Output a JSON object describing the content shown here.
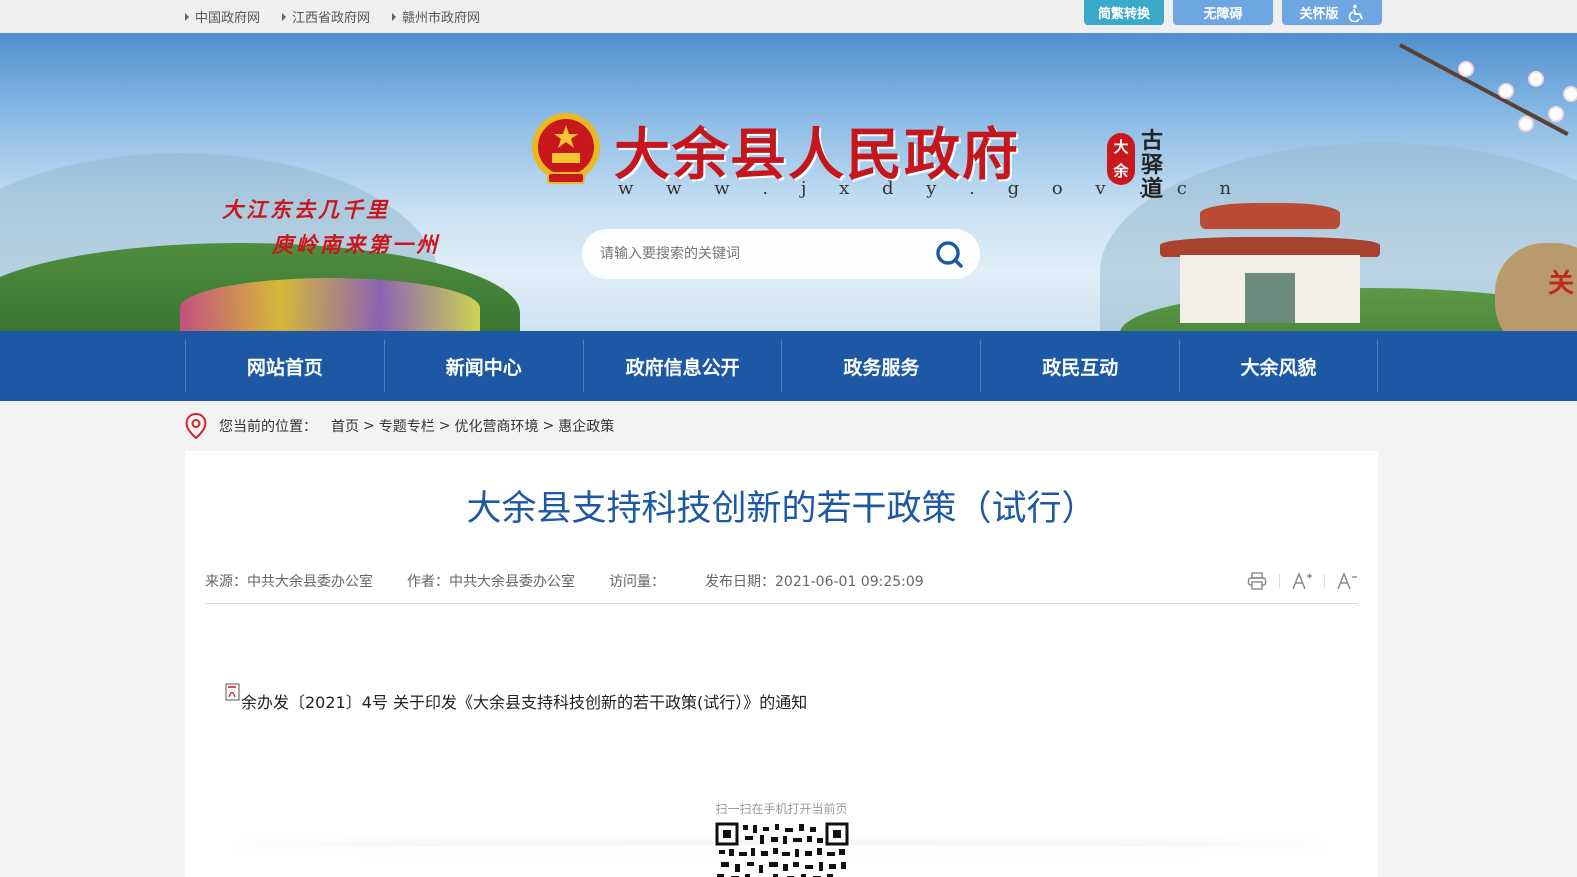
{
  "top_links": [
    "中国政府网",
    "江西省政府网",
    "赣州市政府网"
  ],
  "top_buttons": {
    "simplified_traditional": "简繁转换",
    "accessible": "无障碍",
    "elderly": "关怀版"
  },
  "banner": {
    "site_title": "大余县人民政府",
    "site_url": "w w w . j x d y . g o v . c n",
    "slogan_line1": "大江东去几千里",
    "slogan_line2": "庾岭南来第一州",
    "seal_red": "大余",
    "seal_black": "古驿道",
    "rock_text": "关"
  },
  "search": {
    "placeholder": "请输入要搜索的关键词"
  },
  "nav": [
    "网站首页",
    "新闻中心",
    "政府信息公开",
    "政务服务",
    "政民互动",
    "大余风貌"
  ],
  "breadcrumb": {
    "label": "您当前的位置：",
    "items": [
      "首页",
      "专题专栏",
      "优化营商环境",
      "惠企政策"
    ],
    "separator": ">"
  },
  "article": {
    "title": "大余县支持科技创新的若干政策（试行）",
    "source": "来源：中共大余县委办公室",
    "author": "作者：中共大余县委办公室",
    "visits": "访问量：",
    "publish_date": "发布日期：2021-06-01 09:25:09",
    "attachment": "余办发〔2021〕4号 关于印发《大余县支持科技创新的若干政策(试行）》的通知",
    "qr_caption": "扫一扫在手机打开当前页"
  },
  "colors": {
    "primary": "#1d58a5",
    "title_red": "#c5161d",
    "topbar_bg": "#efefef"
  }
}
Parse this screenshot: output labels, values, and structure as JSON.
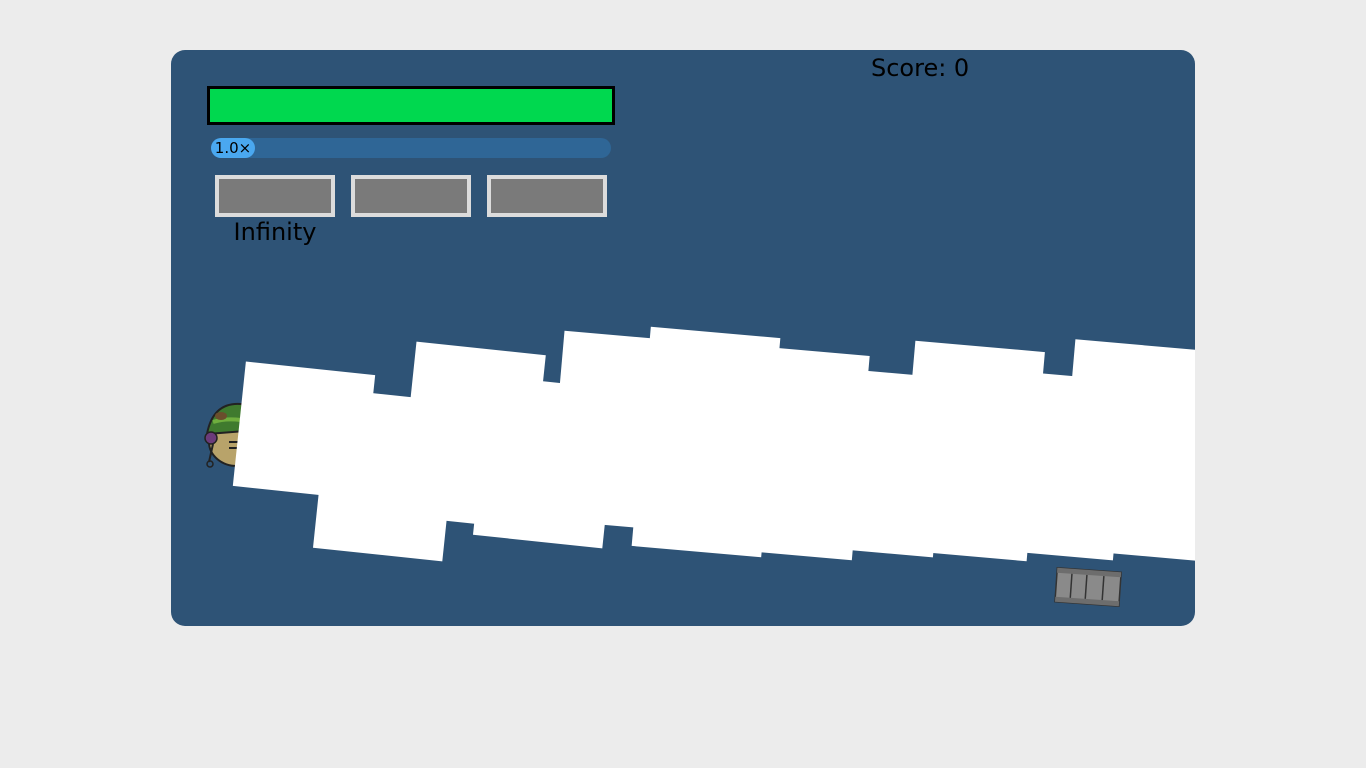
{
  "hud": {
    "score_label": "Score: 0",
    "health_percent": 100,
    "health_color": "#00d84f",
    "speed_label": "1.0×",
    "speed_fraction": 0.0,
    "weapon_slots": [
      "",
      "",
      ""
    ],
    "ammo_label": "Infinity"
  },
  "scene": {
    "background_color": "#2e5376",
    "player_icon": "soldier-helmet-icon",
    "pickup_icon": "ammo-crate-icon"
  }
}
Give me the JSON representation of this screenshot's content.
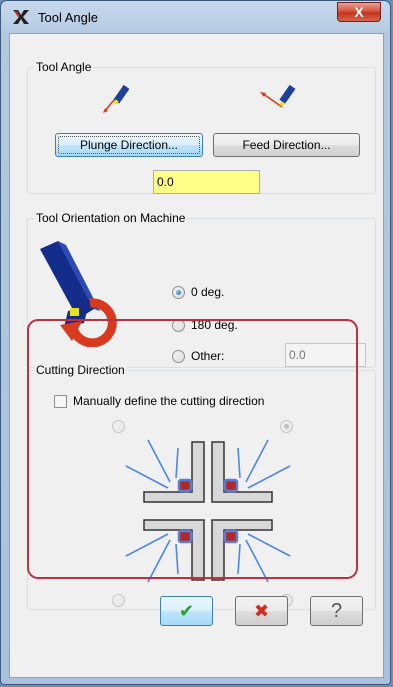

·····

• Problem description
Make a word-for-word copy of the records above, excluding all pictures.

• Response to the task
Output a JSON object describing the content shown here.
{
  "top_links": [
    "中国政府网",
    "江西省政府网",
    "赣州市政府网"
  ],
  "top_buttons": {
    "simplified_traditional": "简繁转换",
    "accessible": "无障碍",
    "elderly": "关怀版"
  },
  "banner": {
    "site_title": "大余县人民政府",
    "site_url": "w w w . j x d y . g o v . c n",
    "slogan_line1": "大江东去几千里",
    "slogan_line2": "庾岭南来第一州",
    "seal_red": "大余",
    "seal_black": "古驿道",
    "rock_text": "关"
  },
  "search": {
    "placeholder": "请输入要搜索的关键词"
  },
  "nav": [
    "网站首页",
    "新闻中心",
    "政府信息公开",
    "政务服务",
    "政民互动",
    "大余风貌"
  ],
  "breadcrumb": {
    "label": "您当前的位置：",
    "items": [
      "首页",
      "专题专栏",
      "优化营商环境",
      "惠企政策"
    ],
    "separator": ">"
  },
  "article": {
    "title": "大余县支持科技创新的若干政策（试行）",
    "source": "来源：中共大余县委办公室",
    "author": "作者：中共大余县委办公室",
    "visits": "访问量：",
    "publish_date": "发布日期：2021-06-01 09:25:09",
    "attachment": "余办发〔2021〕4号 关于印发《大余县支持科技创新的若干政策(试行）》的通知",
    "qr_caption": "扫一扫在手机打开当前页"
  },
  "colors": {
    "primary": "#1d58a5",
    "title_red": "#c5161d",
    "topbar_bg": "#efefef"
  }
}
Parse this screenshot: output labels, values, and structure as JSON.
{
  "hud": {
    "score_label": "Score: 0",
    "health_percent": 100,
    "health_color": "#00d84f",
    "speed_label": "1.0×",
    "speed_fraction": 0.0,
    "weapon_slots": [
      "",
      "",
      ""
    ],
    "ammo_label": "Infinity"
  },
  "scene": {
    "background_color": "#2e5376",
    "player_icon": "soldier-helmet-icon",
    "pickup_icon": "ammo-crate-icon"
  }
}
Give me the JSON representation of this screenshot's content.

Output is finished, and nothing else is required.